* _Given information_:

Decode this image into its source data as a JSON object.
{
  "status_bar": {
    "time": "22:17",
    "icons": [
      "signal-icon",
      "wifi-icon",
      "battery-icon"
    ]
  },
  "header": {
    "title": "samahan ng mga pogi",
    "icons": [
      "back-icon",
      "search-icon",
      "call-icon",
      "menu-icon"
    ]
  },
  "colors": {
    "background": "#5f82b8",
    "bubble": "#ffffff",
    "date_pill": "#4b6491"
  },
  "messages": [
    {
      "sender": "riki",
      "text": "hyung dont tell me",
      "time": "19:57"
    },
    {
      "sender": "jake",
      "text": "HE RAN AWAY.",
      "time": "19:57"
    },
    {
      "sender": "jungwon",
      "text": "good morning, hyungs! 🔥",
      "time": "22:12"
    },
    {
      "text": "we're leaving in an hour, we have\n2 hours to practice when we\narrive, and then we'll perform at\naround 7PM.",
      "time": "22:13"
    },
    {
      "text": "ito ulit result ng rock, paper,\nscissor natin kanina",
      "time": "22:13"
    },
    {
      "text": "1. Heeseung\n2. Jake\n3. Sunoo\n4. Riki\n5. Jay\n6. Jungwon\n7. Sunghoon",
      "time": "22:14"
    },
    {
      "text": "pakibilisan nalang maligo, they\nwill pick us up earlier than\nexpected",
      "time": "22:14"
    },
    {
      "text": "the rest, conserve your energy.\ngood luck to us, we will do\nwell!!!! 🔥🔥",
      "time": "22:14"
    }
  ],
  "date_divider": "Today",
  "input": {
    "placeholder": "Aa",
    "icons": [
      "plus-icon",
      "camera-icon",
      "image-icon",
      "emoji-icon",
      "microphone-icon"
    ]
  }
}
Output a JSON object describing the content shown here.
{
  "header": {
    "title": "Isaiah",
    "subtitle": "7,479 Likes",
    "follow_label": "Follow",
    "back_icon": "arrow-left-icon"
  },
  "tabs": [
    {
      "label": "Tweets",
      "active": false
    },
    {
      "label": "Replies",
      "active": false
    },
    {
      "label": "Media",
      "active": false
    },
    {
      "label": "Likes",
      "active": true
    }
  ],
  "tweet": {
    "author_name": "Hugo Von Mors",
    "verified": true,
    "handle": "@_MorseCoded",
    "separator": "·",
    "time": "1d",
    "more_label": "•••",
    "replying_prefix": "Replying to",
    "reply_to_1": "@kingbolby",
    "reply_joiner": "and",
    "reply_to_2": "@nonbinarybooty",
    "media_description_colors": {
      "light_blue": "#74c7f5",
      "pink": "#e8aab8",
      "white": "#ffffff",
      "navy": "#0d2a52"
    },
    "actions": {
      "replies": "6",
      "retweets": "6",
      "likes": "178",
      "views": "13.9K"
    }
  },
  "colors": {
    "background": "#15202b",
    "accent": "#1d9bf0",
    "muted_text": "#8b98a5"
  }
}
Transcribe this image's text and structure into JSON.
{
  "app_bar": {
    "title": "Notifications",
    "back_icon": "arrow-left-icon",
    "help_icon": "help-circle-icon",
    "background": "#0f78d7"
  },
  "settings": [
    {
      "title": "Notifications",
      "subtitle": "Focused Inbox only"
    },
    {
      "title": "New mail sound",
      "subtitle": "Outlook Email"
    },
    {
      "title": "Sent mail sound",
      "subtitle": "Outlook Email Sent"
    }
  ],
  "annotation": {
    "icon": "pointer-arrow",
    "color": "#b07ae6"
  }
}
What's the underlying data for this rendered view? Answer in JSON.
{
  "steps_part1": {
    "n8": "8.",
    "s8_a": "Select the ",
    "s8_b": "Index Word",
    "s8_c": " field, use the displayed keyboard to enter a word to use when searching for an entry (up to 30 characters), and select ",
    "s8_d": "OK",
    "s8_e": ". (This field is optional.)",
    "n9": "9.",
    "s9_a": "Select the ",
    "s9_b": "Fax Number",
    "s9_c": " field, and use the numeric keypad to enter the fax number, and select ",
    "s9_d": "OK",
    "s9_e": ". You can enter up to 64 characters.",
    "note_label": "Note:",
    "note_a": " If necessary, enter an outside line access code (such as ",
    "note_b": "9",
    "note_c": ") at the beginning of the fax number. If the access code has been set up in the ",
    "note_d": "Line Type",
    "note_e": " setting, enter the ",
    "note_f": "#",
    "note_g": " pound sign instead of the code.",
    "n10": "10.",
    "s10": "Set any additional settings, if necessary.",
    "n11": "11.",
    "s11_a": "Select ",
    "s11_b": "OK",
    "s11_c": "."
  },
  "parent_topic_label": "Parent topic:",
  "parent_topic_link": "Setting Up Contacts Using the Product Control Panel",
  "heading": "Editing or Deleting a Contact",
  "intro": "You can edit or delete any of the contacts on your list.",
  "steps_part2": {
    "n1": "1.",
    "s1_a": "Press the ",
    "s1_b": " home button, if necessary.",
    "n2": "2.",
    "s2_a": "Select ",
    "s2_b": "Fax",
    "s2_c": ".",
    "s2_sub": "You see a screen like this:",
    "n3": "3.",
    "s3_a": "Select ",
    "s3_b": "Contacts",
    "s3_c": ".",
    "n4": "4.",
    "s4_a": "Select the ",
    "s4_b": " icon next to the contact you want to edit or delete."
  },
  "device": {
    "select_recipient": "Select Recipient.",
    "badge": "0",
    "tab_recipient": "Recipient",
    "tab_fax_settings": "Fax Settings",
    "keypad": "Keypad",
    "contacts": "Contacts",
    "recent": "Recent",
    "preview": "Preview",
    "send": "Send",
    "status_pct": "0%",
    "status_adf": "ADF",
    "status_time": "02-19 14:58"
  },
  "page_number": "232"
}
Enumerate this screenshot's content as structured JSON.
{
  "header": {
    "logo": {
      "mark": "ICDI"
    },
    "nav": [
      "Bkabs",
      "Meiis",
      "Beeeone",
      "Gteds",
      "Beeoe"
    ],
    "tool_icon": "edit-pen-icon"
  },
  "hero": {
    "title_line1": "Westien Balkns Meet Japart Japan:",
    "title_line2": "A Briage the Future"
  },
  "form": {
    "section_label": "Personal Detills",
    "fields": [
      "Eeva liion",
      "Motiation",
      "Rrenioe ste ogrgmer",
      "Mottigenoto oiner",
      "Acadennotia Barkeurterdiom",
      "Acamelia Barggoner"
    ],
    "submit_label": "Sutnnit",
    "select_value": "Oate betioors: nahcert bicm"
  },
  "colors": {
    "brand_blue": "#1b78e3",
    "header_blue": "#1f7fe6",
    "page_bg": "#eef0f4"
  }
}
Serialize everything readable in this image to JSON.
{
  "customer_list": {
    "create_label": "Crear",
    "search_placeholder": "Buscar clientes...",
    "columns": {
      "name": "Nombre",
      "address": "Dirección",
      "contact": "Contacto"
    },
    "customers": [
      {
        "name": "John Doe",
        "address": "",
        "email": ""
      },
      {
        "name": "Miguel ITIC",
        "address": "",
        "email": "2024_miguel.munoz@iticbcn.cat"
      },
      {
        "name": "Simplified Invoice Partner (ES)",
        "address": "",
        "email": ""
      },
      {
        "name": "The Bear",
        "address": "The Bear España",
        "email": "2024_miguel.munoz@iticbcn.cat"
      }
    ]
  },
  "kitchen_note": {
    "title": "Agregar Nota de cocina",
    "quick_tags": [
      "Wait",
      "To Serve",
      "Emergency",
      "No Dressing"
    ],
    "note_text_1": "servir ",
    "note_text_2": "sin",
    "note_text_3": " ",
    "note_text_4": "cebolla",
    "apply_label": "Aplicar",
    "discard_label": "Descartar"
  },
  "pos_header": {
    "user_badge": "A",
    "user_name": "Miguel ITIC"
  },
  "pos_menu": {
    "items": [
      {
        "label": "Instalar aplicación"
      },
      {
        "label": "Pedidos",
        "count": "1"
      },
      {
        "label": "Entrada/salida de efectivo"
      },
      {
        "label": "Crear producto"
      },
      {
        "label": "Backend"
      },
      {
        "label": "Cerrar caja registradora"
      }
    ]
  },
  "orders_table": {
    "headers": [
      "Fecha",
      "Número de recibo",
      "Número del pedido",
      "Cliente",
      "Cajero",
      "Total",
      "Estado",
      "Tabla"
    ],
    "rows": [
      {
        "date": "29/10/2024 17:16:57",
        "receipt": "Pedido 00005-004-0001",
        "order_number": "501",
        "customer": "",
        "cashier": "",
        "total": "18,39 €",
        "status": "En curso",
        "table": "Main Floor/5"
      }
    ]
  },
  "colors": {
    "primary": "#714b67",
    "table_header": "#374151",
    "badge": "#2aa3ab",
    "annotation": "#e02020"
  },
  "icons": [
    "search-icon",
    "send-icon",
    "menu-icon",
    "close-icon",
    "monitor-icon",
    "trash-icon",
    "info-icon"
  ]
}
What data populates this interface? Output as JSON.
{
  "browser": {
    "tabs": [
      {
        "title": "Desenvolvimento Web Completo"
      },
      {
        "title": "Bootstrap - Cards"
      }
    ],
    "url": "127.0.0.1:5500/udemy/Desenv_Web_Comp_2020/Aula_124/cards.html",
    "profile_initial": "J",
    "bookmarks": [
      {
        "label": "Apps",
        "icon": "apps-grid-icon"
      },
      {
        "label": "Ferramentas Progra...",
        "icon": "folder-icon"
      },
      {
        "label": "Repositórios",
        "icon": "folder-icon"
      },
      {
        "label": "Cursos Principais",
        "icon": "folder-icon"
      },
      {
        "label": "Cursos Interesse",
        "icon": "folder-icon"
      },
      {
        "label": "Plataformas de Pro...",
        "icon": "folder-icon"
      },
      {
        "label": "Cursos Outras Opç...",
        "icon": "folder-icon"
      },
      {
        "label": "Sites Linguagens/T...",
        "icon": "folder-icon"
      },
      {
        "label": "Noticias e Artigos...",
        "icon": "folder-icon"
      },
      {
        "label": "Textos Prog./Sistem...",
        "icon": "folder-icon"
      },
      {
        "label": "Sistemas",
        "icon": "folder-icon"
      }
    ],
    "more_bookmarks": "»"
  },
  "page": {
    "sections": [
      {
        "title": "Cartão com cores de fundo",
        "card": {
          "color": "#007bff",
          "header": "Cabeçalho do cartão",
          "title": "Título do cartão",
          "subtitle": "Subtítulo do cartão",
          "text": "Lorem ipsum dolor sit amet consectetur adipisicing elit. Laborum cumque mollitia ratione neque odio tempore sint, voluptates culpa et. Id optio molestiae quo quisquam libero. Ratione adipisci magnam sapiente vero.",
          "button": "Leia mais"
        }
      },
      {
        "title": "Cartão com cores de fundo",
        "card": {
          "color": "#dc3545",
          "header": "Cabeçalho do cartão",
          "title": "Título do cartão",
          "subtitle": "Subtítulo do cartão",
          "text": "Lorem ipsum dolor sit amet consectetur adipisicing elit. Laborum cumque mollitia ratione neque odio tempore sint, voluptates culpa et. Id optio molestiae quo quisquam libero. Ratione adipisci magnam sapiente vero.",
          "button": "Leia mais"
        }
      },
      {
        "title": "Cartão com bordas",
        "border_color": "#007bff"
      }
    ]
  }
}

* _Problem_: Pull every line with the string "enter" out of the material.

* _Solution to this exercise_:
    "s8_c": " field, use the displayed keyboard to enter a word to use when searching for an entry (up to 30 characters), and select ",
    "s9_c": " field, and use the numeric keypad to enter the fax number, and select ",
    "s9_e": ". You can enter up to 64 characters.",
    "note_a": " If necessary, enter an outside line access code (such as ",
    "note_e": " setting, enter the ",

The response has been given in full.